**Aim of the exercise:** Scan the listing below for the string "başkanlık" and copy each line where it turns up.

**Extracted material:**

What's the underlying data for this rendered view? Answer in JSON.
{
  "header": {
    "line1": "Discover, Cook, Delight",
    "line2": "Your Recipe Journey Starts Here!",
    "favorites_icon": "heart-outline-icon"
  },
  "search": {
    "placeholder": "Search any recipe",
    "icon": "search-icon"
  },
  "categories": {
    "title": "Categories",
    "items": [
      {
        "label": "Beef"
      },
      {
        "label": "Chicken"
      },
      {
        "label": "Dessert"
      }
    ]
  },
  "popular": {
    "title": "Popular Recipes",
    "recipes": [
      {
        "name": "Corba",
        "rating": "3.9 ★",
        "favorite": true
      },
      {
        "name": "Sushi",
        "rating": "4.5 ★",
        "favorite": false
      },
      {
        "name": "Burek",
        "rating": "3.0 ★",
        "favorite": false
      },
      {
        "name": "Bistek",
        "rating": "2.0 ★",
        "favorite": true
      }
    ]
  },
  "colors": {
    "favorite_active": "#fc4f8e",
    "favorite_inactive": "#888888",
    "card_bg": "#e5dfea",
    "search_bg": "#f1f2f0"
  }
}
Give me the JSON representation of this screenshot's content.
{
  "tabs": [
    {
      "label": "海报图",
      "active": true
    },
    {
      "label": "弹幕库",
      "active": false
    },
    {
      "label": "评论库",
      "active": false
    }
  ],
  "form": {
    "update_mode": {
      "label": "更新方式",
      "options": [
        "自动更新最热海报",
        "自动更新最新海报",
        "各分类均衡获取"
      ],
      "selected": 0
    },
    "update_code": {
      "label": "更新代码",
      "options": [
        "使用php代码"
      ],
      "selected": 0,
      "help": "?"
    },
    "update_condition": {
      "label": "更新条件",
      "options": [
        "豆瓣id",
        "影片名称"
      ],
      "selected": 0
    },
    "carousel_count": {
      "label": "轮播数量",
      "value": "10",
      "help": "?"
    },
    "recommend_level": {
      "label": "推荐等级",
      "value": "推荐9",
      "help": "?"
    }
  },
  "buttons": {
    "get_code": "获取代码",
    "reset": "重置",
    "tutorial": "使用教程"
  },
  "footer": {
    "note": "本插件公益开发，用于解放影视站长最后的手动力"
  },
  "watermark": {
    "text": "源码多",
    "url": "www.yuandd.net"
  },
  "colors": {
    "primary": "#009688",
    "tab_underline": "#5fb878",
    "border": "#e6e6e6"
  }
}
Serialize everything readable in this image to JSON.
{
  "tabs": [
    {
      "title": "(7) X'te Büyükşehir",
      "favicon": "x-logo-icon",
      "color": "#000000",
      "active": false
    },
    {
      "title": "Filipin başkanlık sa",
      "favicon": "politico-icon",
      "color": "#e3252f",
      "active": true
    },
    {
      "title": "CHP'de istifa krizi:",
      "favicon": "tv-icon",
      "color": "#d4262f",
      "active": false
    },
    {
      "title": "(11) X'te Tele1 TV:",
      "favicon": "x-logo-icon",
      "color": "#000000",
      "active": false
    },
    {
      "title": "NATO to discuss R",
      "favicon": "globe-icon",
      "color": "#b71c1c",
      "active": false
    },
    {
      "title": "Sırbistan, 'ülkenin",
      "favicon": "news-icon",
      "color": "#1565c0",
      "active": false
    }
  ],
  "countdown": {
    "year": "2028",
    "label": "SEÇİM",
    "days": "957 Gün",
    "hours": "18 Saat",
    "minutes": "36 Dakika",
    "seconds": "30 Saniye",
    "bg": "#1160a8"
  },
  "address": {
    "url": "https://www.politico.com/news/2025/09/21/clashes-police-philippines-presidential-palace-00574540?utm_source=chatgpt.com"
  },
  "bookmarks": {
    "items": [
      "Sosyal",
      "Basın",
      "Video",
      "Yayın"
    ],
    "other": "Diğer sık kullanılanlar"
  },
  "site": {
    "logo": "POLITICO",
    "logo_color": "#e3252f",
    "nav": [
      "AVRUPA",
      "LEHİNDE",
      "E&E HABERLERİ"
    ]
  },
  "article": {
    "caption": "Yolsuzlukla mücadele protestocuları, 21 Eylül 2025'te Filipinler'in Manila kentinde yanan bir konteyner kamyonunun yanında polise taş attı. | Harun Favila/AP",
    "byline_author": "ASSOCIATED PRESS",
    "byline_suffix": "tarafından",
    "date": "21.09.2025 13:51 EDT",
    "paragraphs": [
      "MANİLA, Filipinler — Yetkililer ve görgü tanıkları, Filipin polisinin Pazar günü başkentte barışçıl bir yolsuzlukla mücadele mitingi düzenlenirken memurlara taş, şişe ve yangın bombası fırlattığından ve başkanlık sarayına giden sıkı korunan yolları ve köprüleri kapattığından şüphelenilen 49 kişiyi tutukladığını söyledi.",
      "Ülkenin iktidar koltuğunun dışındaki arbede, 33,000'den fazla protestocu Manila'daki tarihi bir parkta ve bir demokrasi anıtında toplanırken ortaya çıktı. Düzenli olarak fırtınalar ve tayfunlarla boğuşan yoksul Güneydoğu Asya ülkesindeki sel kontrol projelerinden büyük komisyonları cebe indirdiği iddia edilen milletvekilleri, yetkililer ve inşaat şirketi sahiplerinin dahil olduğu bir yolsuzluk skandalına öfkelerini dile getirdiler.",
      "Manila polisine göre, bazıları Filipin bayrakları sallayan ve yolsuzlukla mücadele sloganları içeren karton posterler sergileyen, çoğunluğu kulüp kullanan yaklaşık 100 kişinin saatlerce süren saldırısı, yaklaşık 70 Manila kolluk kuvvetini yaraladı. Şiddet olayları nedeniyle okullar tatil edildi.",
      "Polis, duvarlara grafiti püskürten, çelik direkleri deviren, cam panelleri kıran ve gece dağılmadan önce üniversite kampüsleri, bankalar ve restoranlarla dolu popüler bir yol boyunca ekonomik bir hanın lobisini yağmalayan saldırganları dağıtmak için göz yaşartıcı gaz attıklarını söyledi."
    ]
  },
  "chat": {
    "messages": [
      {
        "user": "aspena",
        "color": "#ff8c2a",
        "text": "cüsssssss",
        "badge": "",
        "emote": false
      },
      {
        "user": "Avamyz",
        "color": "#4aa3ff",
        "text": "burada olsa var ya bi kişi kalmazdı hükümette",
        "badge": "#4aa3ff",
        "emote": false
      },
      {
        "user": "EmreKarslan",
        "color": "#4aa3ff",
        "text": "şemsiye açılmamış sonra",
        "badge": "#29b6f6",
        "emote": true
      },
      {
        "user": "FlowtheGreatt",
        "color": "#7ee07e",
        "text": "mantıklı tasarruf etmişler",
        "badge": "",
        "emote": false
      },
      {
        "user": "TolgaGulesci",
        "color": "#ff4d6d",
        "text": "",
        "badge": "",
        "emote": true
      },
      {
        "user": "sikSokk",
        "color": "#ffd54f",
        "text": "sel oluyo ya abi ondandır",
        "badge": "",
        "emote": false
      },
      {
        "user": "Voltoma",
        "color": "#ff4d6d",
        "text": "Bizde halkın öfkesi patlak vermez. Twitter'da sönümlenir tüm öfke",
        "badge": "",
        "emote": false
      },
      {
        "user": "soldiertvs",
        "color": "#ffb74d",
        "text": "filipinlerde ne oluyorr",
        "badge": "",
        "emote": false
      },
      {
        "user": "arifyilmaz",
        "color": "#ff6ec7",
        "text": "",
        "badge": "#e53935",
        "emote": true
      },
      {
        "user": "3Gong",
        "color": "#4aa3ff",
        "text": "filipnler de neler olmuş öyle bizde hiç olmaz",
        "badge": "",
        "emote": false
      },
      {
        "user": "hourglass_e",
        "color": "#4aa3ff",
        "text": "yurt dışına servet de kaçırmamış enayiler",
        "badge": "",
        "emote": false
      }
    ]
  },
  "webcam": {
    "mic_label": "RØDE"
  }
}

**Result for this exercise:**
      "title": "Filipin başkanlık sa",
      "MANİLA, Filipinler — Yetkililer ve görgü tanıkları, Filipin polisinin Pazar günü başkentte barışçıl bir yolsuzlukla mücadele mitingi düzenlenirken memurlara taş, şişe ve yangın bombası fırlattığından ve başkanlık sarayına giden sıkı korunan yolları ve köprüleri kapattığından şüphelenilen 49 kişiyi tutukladığını söyledi.",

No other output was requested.